In the past, I have focused on my characters, let their actions and dynamics unfold, and shaped the story as I have gone along. In Write Before Your Eyes, for example, I had the idea of a girl who found a magic journal in which everything she wrote came true, and when I started writing all I knew was that what she wrote would get messed up and cause lots of trouble. I worked out the exact nature of that “trouble” as I wrote. I practically wrote myself into a corner, in fact, and my fearless writing buddies, Chris Woodworth and John J. Bonk, helped me brainstorm my way out of it!
I was not able to work that way on the Sisters in All Seasons series. I simply did not have the luxury of time. Each book had to be written in about seven months, and one I ended up having to write in less than five. I had to write synopses and plan the story ahead of time. I had to know where Stephanie and Diana would be at the end of each book before I started writing. In some series, the characters don’t age, but in mine, they do, so that was a complicating factor. I determined that to finish I would need to write at least two pages a day. On the last book, I wrote three. It was stressful, but also very good training.
Of course, I wasn’t in it alone. I had a lot of help. My editor and I had a great email relationship, and I sent questions to her as I was writing, and she’d always answer promptly. We did quite a bit of brainstorming via email. She was always encouraging and supportive. My agent helped navigate the business part of it. And I was so grateful to have Chris Woodworth, my loyal writing friend, read and comment on each book as I finished it. She came to know my characters really well. I also asked my mentor from Vermont College of Fine Arts, Ellen Howard, to coach me on the last book, and her help was invaluable. Another resource for me was Martha Alderson, who calls herself “The Plot Whisperer.” She has made a series of videos and I watched them over and over as I produced my daily pages.
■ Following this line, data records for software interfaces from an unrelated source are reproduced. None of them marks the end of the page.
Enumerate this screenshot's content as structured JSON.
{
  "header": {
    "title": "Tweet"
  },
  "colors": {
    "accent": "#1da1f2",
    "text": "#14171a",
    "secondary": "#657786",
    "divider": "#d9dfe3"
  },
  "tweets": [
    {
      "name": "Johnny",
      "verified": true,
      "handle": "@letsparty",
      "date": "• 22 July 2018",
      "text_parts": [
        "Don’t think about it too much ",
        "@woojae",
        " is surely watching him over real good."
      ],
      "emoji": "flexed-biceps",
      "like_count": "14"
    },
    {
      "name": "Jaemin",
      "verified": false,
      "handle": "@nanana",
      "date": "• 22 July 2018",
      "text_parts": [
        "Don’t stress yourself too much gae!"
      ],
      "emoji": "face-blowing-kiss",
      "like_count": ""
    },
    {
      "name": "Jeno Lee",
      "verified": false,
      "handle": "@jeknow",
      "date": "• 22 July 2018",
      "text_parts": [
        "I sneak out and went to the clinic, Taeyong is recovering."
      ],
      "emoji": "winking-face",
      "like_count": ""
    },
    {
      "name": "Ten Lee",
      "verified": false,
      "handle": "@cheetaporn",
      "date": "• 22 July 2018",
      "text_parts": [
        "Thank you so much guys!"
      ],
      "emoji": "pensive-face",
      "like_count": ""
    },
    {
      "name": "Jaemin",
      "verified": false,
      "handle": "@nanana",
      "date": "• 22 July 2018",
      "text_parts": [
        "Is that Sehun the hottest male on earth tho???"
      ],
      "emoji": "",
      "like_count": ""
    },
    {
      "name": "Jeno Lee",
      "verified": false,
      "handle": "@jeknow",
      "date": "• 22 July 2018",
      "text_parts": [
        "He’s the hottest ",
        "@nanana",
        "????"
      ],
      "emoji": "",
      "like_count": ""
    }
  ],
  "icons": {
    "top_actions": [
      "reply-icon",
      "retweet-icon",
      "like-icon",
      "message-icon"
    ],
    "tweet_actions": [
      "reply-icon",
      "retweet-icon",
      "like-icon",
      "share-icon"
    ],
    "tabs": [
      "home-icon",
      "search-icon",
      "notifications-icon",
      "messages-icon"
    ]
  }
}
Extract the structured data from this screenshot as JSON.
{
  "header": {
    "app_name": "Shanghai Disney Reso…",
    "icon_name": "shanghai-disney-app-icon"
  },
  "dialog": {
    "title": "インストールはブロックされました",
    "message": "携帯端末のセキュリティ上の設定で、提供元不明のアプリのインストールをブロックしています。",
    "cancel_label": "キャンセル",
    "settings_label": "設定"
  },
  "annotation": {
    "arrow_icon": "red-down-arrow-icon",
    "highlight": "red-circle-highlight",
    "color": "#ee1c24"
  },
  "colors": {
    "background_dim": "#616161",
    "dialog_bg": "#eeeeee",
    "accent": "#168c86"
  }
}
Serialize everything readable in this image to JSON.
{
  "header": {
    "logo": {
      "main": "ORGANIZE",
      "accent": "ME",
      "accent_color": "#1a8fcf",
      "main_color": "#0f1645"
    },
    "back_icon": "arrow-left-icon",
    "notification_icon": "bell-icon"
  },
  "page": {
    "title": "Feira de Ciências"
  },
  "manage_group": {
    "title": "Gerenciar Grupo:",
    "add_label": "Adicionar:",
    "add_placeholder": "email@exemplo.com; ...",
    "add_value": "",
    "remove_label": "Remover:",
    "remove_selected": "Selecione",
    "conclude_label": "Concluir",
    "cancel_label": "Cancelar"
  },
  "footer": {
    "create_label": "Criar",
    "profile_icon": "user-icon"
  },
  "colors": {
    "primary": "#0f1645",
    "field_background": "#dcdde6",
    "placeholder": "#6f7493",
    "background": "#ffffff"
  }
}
Working on the series was a real adventure. With each book, I discovered new aspects of my characters – I discovered, for example, more about Stephanie’s difficult relationship with her mother. Stephanie had a telephone conversation with her mother in the first book, but she didn’t appear. She was in only one flashback. However, in a later book, Stephanie’s mother became a more prominent character, and I had a chance to flesh her out more. This was a lot of fun. It was as though I’d had a brief glimpse of her at an earlier time but now had a chance to study her more deeply. It was like walking through a foggy wood and gradually having the fog clear in various places.
While I initially panicked, working on this series ended up being a gift in so many ways. I loved my two characters; each of them was a piece of me, I suppose. I got to send them to my favorite places in North Carolina, and let them have adventures with wildlife that as an animal lover, I’ve always wanted to have. Several young readers have told me how much they love the books, and that has warmed my heart. This series has truly been a labor of love.
Lisa is sharing this love by giving away a copy of the fifth book, Season of Change.
Leave me a comment by Saturday, October 7, and I'll enter your name in this contest. If I don't have your email address, make sure you leave that too!